:: Materials provided ::

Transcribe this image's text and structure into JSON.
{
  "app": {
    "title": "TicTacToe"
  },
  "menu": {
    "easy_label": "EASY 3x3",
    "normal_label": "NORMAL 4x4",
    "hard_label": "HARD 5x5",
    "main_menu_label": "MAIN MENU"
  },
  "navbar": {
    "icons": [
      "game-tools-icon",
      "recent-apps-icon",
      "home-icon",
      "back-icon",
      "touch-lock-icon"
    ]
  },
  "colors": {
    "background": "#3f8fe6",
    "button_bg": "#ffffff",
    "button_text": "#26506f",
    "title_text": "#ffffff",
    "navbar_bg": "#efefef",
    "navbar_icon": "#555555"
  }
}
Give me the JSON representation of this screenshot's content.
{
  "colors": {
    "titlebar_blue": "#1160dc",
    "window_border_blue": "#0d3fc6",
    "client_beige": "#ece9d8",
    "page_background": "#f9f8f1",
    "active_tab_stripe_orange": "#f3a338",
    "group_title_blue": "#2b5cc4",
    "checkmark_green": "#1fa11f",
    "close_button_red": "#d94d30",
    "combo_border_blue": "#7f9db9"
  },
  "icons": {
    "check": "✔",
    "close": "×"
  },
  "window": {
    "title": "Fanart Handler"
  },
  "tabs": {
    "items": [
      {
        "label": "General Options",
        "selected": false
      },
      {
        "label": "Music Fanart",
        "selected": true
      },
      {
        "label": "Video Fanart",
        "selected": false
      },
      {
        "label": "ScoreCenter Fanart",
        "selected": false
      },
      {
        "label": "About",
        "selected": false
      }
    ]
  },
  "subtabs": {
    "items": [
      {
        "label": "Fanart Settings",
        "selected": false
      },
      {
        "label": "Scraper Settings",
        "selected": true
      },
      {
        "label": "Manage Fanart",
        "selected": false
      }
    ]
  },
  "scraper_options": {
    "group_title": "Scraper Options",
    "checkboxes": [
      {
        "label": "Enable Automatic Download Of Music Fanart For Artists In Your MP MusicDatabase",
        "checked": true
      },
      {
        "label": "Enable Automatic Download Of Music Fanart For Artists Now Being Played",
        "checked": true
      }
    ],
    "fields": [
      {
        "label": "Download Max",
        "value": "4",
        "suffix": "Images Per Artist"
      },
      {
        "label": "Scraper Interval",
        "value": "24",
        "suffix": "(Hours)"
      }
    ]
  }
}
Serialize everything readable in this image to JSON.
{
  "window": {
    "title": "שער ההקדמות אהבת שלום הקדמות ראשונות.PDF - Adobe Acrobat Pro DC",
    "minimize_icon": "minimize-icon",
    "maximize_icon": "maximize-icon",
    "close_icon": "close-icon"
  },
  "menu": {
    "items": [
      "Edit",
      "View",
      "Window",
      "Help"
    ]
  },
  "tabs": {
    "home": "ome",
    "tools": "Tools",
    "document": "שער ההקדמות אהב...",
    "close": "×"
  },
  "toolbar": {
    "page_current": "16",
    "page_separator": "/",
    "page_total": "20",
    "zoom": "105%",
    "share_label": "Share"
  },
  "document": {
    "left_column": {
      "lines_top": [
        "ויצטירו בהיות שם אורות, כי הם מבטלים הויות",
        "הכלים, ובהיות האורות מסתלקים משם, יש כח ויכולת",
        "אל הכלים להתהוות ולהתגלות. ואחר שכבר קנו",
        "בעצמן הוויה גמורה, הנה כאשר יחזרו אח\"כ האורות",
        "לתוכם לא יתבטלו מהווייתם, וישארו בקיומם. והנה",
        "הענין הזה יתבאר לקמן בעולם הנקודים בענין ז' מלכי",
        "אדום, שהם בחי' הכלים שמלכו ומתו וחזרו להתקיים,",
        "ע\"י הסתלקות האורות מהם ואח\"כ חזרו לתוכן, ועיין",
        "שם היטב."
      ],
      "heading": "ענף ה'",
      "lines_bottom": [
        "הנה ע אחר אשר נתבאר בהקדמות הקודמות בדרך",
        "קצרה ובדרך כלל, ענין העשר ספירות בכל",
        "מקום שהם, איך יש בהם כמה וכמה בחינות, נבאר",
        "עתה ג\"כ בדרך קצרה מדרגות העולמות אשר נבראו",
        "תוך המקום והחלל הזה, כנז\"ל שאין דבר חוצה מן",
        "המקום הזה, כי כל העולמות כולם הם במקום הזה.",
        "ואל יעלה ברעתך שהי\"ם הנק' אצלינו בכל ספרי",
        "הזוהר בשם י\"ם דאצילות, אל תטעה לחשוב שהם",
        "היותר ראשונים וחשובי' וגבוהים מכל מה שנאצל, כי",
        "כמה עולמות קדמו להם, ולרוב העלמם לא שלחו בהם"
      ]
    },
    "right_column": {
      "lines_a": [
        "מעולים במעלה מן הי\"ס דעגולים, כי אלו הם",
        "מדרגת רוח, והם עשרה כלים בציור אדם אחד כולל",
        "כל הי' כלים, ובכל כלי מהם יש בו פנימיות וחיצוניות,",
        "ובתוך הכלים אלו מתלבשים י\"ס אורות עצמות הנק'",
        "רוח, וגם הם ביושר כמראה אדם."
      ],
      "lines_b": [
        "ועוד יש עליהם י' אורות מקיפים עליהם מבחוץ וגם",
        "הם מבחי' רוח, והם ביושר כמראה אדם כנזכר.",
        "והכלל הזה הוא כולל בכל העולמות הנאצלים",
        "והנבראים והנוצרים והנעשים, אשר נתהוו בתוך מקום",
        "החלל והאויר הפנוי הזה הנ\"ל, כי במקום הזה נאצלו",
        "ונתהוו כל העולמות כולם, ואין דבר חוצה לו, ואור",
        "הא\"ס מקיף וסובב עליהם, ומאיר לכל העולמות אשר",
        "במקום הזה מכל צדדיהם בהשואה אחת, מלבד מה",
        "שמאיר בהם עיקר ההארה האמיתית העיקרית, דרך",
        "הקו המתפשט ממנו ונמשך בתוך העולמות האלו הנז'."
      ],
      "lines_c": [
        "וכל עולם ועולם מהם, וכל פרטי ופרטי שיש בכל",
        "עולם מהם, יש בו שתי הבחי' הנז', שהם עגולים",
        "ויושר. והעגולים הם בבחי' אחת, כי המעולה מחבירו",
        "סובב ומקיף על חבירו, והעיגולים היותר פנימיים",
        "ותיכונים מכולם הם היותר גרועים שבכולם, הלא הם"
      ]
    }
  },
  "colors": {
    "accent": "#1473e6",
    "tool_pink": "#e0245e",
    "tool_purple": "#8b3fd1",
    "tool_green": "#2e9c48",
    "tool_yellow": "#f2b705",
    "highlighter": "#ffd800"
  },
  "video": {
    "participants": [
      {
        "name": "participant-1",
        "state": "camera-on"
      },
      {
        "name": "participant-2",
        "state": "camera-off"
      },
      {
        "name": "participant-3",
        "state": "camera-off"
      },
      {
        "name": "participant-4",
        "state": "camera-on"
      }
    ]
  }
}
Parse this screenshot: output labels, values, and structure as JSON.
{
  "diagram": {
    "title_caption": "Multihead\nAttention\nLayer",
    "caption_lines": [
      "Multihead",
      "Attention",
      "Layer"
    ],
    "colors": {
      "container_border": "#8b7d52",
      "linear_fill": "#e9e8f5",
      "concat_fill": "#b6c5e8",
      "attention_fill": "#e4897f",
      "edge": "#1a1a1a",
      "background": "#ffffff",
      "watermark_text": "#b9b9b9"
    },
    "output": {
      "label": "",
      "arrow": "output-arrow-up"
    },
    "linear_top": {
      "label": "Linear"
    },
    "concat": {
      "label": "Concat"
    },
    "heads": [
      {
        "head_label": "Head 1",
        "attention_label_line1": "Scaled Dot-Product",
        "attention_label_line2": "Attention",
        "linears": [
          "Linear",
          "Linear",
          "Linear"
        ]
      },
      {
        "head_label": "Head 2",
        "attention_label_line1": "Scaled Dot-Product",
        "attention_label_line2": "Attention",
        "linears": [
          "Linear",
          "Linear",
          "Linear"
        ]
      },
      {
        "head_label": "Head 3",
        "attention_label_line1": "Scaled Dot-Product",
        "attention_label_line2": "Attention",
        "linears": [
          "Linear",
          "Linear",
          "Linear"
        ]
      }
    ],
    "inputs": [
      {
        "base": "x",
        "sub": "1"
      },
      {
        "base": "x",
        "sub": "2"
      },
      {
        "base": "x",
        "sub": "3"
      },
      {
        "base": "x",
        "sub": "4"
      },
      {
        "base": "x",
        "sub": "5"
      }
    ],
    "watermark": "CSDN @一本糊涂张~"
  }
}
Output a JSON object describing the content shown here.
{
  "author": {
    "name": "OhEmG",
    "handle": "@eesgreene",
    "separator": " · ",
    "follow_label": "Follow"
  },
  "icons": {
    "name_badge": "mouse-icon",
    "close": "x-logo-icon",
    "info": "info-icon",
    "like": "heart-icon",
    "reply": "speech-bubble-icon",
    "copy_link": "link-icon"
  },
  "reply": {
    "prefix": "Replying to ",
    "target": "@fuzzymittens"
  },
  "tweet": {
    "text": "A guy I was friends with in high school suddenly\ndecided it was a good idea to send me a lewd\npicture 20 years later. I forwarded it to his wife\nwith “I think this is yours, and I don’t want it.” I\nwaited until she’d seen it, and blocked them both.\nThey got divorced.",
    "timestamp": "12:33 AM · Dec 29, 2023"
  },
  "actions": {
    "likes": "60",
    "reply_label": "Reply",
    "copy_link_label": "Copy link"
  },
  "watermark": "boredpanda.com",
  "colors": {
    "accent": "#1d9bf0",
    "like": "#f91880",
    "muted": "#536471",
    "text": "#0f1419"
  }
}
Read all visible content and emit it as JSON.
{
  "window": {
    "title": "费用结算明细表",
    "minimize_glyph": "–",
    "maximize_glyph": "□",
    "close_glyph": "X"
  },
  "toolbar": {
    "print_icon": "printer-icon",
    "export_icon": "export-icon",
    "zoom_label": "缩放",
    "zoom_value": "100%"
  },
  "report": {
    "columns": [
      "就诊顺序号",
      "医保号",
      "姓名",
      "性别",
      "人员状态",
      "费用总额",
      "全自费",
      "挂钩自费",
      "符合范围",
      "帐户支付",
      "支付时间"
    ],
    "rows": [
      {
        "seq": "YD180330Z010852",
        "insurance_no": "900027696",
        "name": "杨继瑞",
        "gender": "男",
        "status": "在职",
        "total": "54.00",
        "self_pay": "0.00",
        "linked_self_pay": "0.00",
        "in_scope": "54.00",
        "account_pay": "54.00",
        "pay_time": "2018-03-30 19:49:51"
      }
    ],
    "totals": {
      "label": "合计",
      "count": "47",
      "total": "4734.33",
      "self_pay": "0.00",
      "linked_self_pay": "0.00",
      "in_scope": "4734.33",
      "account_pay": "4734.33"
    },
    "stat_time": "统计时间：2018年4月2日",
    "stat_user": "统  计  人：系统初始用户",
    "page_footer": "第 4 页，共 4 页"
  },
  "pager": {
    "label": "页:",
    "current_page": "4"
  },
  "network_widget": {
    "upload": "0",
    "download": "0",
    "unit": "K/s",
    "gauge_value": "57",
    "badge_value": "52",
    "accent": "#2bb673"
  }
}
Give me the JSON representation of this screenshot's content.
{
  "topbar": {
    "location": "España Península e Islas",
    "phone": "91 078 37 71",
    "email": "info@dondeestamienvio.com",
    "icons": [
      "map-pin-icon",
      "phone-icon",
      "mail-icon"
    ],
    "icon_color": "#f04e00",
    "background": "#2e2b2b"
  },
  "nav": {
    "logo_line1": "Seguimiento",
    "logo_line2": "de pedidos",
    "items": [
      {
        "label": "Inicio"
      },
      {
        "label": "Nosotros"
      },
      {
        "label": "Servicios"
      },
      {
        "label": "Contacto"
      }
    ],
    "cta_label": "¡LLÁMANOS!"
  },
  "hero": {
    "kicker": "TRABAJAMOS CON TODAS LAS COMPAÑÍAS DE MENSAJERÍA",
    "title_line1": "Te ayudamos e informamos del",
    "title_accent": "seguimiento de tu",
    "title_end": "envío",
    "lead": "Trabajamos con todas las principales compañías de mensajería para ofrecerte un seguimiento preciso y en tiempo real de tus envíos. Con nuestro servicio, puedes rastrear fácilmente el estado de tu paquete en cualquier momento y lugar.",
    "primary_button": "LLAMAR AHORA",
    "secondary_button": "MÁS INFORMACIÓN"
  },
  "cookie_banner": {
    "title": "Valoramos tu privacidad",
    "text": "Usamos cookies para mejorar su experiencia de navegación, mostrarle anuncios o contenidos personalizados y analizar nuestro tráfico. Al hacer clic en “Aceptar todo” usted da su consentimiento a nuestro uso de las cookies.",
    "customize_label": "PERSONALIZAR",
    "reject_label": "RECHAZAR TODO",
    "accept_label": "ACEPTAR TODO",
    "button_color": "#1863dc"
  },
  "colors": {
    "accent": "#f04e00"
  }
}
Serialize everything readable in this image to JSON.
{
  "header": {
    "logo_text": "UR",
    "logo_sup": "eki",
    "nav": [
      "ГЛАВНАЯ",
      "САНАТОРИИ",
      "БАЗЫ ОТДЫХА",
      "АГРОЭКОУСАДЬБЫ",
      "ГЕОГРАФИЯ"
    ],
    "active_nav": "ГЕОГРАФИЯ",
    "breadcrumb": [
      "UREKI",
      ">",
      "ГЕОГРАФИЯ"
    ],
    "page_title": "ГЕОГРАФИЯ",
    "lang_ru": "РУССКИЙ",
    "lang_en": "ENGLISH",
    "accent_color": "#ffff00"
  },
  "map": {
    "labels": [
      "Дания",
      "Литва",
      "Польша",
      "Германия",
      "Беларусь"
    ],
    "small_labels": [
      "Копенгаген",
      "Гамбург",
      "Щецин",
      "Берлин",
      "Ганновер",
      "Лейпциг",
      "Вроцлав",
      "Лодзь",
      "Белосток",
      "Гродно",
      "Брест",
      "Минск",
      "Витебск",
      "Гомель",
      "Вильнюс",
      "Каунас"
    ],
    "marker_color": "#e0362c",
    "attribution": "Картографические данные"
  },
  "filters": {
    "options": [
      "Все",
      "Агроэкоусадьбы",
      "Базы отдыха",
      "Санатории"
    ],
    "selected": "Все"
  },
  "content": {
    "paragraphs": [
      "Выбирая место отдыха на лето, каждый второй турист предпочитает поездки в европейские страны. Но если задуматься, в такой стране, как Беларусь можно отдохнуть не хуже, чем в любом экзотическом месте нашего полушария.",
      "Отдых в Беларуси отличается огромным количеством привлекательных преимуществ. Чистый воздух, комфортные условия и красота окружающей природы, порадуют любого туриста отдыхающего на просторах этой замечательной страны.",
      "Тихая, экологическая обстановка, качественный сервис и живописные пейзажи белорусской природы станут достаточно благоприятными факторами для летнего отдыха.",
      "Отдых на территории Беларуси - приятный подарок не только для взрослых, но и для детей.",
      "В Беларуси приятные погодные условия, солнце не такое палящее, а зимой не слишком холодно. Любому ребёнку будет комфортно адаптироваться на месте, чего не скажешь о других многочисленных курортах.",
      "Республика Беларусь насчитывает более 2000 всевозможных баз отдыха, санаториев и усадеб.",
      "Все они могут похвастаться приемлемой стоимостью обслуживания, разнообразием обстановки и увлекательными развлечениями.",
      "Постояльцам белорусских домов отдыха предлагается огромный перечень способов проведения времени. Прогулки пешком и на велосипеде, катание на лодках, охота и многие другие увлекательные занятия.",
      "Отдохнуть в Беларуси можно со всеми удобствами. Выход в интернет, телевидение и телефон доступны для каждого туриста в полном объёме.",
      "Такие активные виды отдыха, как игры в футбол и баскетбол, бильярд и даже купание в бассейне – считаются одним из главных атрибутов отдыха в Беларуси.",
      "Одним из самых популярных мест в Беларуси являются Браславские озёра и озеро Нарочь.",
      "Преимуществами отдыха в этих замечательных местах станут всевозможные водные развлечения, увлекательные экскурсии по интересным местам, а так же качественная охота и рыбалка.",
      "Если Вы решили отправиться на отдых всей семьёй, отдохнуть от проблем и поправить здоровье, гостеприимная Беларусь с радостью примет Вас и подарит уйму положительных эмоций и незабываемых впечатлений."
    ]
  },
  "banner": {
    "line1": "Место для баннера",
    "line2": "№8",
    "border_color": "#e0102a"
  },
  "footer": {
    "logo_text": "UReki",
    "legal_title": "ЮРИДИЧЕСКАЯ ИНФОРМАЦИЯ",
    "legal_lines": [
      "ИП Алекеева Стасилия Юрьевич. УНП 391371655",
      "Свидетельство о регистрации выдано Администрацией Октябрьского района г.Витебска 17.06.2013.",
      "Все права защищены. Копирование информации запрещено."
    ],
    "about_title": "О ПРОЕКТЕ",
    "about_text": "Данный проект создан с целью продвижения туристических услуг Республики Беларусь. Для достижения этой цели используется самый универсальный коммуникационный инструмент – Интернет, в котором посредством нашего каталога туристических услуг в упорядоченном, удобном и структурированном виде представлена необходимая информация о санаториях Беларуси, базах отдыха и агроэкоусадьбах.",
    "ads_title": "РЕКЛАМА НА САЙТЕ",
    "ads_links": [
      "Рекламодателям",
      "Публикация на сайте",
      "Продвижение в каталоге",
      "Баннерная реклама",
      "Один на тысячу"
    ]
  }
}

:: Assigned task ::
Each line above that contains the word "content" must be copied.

:: Response ::
Give me the JSON representation of this screenshot's content.
Output a JSON object describing the content shown here.
Read all visible content and emit it as JSON.
Give me the JSON representation of this screenshot's content.
  "content": {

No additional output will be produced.